Return the entries below in full. Keep every word as it is.

:: Data to use

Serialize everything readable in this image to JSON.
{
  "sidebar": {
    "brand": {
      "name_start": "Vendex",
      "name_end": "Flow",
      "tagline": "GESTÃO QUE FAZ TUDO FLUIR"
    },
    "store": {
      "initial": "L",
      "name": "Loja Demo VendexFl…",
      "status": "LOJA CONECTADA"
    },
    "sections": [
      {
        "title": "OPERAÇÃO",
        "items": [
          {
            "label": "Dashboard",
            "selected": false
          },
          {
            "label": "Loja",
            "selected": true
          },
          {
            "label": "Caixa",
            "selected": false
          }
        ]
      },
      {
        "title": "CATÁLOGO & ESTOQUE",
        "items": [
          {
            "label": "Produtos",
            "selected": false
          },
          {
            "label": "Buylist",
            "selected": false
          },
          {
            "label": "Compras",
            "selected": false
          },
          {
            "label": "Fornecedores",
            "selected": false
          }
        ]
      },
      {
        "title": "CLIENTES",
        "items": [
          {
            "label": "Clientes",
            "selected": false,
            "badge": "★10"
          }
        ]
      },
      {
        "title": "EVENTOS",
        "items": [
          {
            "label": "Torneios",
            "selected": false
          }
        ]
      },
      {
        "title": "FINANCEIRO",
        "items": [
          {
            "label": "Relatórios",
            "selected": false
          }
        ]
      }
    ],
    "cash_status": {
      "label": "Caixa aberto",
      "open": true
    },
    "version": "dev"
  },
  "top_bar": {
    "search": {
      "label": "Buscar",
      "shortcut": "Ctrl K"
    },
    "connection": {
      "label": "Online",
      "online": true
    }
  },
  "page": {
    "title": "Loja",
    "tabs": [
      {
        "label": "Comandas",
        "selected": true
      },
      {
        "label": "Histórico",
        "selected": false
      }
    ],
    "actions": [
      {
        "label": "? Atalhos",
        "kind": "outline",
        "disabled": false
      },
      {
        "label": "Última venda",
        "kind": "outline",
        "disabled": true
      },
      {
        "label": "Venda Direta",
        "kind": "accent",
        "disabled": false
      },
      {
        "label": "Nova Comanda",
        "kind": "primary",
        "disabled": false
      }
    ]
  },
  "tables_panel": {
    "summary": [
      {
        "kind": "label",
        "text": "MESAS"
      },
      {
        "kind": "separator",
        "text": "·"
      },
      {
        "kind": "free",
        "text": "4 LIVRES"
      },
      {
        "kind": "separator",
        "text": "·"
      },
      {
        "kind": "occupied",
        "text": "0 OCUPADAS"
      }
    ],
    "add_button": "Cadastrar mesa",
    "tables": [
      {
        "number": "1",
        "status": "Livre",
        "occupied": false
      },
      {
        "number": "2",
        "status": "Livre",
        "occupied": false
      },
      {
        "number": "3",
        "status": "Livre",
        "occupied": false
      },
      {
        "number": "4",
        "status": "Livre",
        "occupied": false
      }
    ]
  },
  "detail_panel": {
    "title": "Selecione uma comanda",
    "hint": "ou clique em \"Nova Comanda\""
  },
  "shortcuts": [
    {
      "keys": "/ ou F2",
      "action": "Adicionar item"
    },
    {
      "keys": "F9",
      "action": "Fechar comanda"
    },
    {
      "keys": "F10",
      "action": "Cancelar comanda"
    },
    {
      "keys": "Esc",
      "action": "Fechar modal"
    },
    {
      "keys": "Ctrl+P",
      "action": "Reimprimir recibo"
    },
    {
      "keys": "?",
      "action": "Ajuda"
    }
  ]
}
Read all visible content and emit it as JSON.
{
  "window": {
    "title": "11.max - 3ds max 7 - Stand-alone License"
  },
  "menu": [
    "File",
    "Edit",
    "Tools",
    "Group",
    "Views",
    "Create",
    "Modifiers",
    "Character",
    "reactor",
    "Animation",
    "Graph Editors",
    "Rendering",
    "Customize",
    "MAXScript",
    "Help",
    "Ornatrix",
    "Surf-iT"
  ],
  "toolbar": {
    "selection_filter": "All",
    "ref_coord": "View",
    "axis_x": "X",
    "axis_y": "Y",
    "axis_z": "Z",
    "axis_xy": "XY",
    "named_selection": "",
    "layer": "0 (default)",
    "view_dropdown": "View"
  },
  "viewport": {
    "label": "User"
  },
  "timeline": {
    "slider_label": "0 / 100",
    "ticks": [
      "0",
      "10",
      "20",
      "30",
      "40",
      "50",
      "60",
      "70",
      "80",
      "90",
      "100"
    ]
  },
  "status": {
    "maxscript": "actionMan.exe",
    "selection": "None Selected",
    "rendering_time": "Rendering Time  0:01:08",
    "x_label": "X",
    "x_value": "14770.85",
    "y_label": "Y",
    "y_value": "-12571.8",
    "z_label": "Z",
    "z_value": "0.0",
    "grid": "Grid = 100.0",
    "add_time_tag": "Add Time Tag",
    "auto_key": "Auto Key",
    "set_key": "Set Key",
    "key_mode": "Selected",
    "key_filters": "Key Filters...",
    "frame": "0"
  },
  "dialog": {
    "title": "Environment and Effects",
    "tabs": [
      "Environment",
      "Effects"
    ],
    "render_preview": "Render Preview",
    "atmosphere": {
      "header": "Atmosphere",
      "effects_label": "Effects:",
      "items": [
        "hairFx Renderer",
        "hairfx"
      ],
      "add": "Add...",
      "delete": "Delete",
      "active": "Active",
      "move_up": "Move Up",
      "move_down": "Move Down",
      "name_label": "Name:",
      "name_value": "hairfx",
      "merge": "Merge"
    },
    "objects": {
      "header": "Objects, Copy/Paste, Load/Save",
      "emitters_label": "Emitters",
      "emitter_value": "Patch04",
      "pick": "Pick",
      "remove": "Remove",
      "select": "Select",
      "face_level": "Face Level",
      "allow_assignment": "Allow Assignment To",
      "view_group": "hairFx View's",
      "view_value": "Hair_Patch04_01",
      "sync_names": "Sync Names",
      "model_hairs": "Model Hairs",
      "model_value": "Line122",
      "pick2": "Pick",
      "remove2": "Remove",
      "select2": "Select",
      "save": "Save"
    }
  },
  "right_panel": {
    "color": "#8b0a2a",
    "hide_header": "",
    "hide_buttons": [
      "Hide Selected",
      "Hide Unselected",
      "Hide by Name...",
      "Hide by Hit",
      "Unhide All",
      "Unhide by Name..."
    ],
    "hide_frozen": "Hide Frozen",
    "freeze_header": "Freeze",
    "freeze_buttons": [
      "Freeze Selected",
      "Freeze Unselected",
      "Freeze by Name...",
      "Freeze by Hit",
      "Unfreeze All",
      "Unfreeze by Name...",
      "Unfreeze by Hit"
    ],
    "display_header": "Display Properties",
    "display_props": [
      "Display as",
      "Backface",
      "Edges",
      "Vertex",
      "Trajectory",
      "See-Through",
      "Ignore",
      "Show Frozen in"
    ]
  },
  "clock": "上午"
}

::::

— Task answer —
Serialize everything readable in this image to JSON.
{
  "sidebar": {
    "brand": {
      "name_start": "Vendex",
      "name_end": "Flow",
      "tagline": "GESTÃO QUE FAZ TUDO FLUIR"
    },
    "store": {
      "initial": "L",
      "name": "Loja Demo VendexFl…",
      "status": "LOJA CONECTADA"
    },
    "sections": [
      {
        "title": "OPERAÇÃO",
        "items": [
          {
            "label": "Dashboard",
            "selected": false
          },
          {
            "label": "Loja",
            "selected": true
          },
          {
            "label": "Caixa",
            "selected": false
          }
        ]
      },
      {
        "title": "CATÁLOGO & ESTOQUE",
        "items": [
          {
            "label": "Produtos",
            "selected": false
          },
          {
            "label": "Buylist",
            "selected": false
          },
          {
            "label": "Compras",
            "selected": false
          },
          {
            "label": "Fornecedores",
            "selected": false
          }
        ]
      },
      {
        "title": "CLIENTES",
        "items": [
          {
            "label": "Clientes",
            "selected": false,
            "badge": "★10"
          }
        ]
      },
      {
        "title": "EVENTOS",
        "items": [
          {
            "label": "Torneios",
            "selected": false
          }
        ]
      },
      {
        "title": "FINANCEIRO",
        "items": [
          {
            "label": "Relatórios",
            "selected": false
          }
        ]
      }
    ],
    "cash_status": {
      "label": "Caixa aberto",
      "open": true
    },
    "version": "dev"
  },
  "top_bar": {
    "search": {
      "label": "Buscar",
      "shortcut": "Ctrl K"
    },
    "connection": {
      "label": "Online",
      "online": true
    }
  },
  "page": {
    "title": "Loja",
    "tabs": [
      {
        "label": "Comandas",
        "selected": true
      },
      {
        "label": "Histórico",
        "selected": false
      }
    ],
    "actions": [
      {
        "label": "? Atalhos",
        "kind": "outline",
        "disabled": false
      },
      {
        "label": "Última venda",
        "kind": "outline",
        "disabled": true
      },
      {
        "label": "Venda Direta",
        "kind": "accent",
        "disabled": false
      },
      {
        "label": "Nova Comanda",
        "kind": "primary",
        "disabled": false
      }
    ]
  },
  "tables_panel": {
    "summary": [
      {
        "kind": "label",
        "text": "MESAS"
      },
      {
        "kind": "separator",
        "text": "·"
      },
      {
        "kind": "free",
        "text": "4 LIVRES"
      },
      {
        "kind": "separator",
        "text": "·"
      },
      {
        "kind": "occupied",
        "text": "0 OCUPADAS"
      }
    ],
    "add_button": "Cadastrar mesa",
    "tables": [
      {
        "number": "1",
        "status": "Livre",
        "occupied": false
      },
      {
        "number": "2",
        "status": "Livre",
        "occupied": false
      },
      {
        "number": "3",
        "status": "Livre",
        "occupied": false
      },
      {
        "number": "4",
        "status": "Livre",
        "occupied": false
      }
    ]
  },
  "detail_panel": {
    "title": "Selecione uma comanda",
    "hint": "ou clique em \"Nova Comanda\""
  },
  "shortcuts": [
    {
      "keys": "/ ou F2",
      "action": "Adicionar item"
    },
    {
      "keys": "F9",
      "action": "Fechar comanda"
    },
    {
      "keys": "F10",
      "action": "Cancelar comanda"
    },
    {
      "keys": "Esc",
      "action": "Fechar modal"
    },
    {
      "keys": "Ctrl+P",
      "action": "Reimprimir recibo"
    },
    {
      "keys": "?",
      "action": "Ajuda"
    }
  ]
}
Read all visible content and emit it as JSON.
{
  "window": {
    "title": "11.max - 3ds max 7 - Stand-alone License"
  },
  "menu": [
    "File",
    "Edit",
    "Tools",
    "Group",
    "Views",
    "Create",
    "Modifiers",
    "Character",
    "reactor",
    "Animation",
    "Graph Editors",
    "Rendering",
    "Customize",
    "MAXScript",
    "Help",
    "Ornatrix",
    "Surf-iT"
  ],
  "toolbar": {
    "selection_filter": "All",
    "ref_coord": "View",
    "axis_x": "X",
    "axis_y": "Y",
    "axis_z": "Z",
    "axis_xy": "XY",
    "named_selection": "",
    "layer": "0 (default)",
    "view_dropdown": "View"
  },
  "viewport": {
    "label": "User"
  },
  "timeline": {
    "slider_label": "0 / 100",
    "ticks": [
      "0",
      "10",
      "20",
      "30",
      "40",
      "50",
      "60",
      "70",
      "80",
      "90",
      "100"
    ]
  },
  "status": {
    "maxscript": "actionMan.exe",
    "selection": "None Selected",
    "rendering_time": "Rendering Time  0:01:08",
    "x_label": "X",
    "x_value": "14770.85",
    "y_label": "Y",
    "y_value": "-12571.8",
    "z_label": "Z",
    "z_value": "0.0",
    "grid": "Grid = 100.0",
    "add_time_tag": "Add Time Tag",
    "auto_key": "Auto Key",
    "set_key": "Set Key",
    "key_mode": "Selected",
    "key_filters": "Key Filters...",
    "frame": "0"
  },
  "dialog": {
    "title": "Environment and Effects",
    "tabs": [
      "Environment",
      "Effects"
    ],
    "render_preview": "Render Preview",
    "atmosphere": {
      "header": "Atmosphere",
      "effects_label": "Effects:",
      "items": [
        "hairFx Renderer",
        "hairfx"
      ],
      "add": "Add...",
      "delete": "Delete",
      "active": "Active",
      "move_up": "Move Up",
      "move_down": "Move Down",
      "name_label": "Name:",
      "name_value": "hairfx",
      "merge": "Merge"
    },
    "objects": {
      "header": "Objects, Copy/Paste, Load/Save",
      "emitters_label": "Emitters",
      "emitter_value": "Patch04",
      "pick": "Pick",
      "remove": "Remove",
      "select": "Select",
      "face_level": "Face Level",
      "allow_assignment": "Allow Assignment To",
      "view_group": "hairFx View's",
      "view_value": "Hair_Patch04_01",
      "sync_names": "Sync Names",
      "model_hairs": "Model Hairs",
      "model_value": "Line122",
      "pick2": "Pick",
      "remove2": "Remove",
      "select2": "Select",
      "save": "Save"
    }
  },
  "right_panel": {
    "color": "#8b0a2a",
    "hide_header": "",
    "hide_buttons": [
      "Hide Selected",
      "Hide Unselected",
      "Hide by Name...",
      "Hide by Hit",
      "Unhide All",
      "Unhide by Name..."
    ],
    "hide_frozen": "Hide Frozen",
    "freeze_header": "Freeze",
    "freeze_buttons": [
      "Freeze Selected",
      "Freeze Unselected",
      "Freeze by Name...",
      "Freeze by Hit",
      "Unfreeze All",
      "Unfreeze by Name...",
      "Unfreeze by Hit"
    ],
    "display_header": "Display Properties",
    "display_props": [
      "Display as",
      "Backface",
      "Edges",
      "Vertex",
      "Trajectory",
      "See-Through",
      "Ignore",
      "Show Frozen in"
    ]
  },
  "clock": "上午"
}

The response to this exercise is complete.